Directions for this task
Isolate every line in the records below with "澳门能源" in it.

Data records

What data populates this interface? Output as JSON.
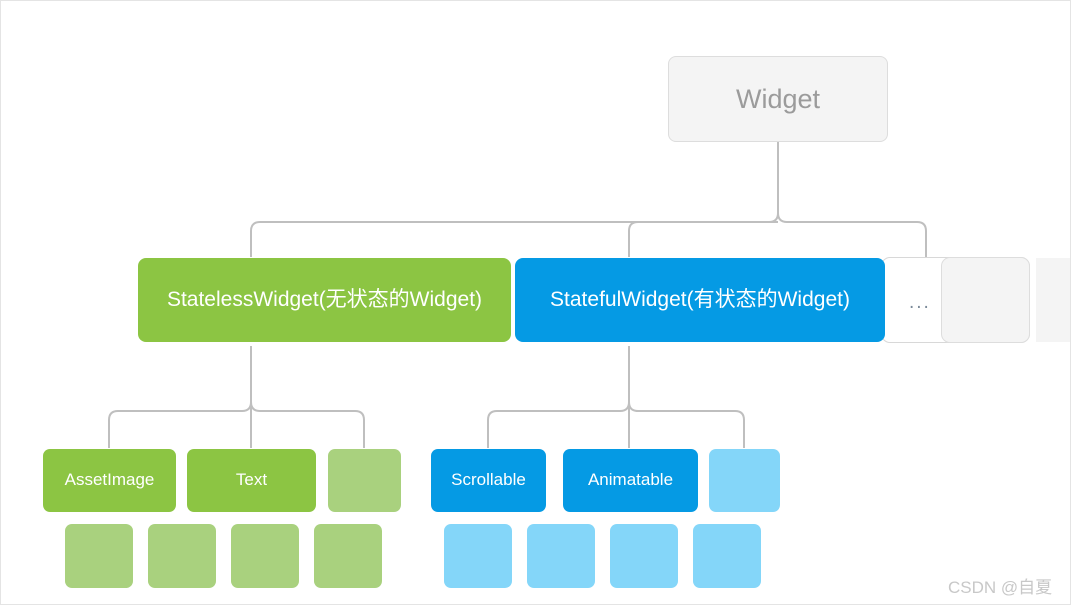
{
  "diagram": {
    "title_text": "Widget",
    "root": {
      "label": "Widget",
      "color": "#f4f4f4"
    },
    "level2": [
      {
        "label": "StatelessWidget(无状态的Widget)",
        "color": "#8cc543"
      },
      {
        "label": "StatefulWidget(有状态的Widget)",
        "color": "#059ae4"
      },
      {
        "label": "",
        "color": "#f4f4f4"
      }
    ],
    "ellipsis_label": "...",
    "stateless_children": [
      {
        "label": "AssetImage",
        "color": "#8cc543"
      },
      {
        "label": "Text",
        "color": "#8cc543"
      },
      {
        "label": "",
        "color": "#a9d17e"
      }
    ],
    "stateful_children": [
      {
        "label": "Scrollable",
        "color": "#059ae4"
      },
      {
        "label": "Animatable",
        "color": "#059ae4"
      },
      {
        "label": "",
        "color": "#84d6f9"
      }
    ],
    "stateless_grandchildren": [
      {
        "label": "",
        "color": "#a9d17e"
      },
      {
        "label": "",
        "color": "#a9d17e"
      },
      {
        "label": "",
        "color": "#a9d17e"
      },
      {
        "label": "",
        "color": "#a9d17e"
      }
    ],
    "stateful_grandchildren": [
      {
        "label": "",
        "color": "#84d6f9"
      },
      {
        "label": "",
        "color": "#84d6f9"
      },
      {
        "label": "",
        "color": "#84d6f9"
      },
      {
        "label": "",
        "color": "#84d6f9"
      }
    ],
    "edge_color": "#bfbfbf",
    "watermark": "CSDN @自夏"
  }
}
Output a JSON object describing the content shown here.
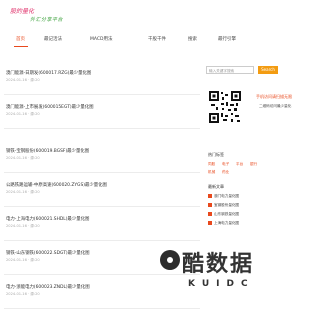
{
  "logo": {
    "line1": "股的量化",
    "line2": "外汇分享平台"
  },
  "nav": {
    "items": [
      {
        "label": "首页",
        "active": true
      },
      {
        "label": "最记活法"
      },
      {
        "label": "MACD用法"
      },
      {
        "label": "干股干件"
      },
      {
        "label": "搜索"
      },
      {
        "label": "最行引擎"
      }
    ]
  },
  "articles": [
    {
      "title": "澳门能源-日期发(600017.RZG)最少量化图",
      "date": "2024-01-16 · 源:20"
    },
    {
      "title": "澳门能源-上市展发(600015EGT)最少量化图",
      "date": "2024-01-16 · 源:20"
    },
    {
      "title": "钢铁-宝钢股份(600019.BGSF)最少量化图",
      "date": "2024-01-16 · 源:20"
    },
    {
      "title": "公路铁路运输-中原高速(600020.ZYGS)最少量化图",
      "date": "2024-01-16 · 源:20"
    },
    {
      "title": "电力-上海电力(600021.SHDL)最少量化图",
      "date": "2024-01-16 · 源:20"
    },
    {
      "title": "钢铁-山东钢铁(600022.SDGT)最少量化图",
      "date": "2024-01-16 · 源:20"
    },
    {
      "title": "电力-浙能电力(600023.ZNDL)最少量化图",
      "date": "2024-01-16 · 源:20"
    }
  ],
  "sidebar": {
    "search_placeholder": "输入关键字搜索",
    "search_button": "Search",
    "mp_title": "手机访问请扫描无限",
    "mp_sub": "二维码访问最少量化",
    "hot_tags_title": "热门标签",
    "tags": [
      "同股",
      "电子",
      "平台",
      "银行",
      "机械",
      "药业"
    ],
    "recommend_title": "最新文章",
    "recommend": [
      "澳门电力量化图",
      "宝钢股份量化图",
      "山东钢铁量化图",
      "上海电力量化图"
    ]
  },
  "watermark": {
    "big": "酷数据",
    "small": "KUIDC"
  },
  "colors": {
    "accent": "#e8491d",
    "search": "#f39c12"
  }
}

Output of the task
      "title": "澳门能源-日期发(600017.RZG)最少量化图",
      "title": "澳门能源-上市展发(600015EGT)最少量化图",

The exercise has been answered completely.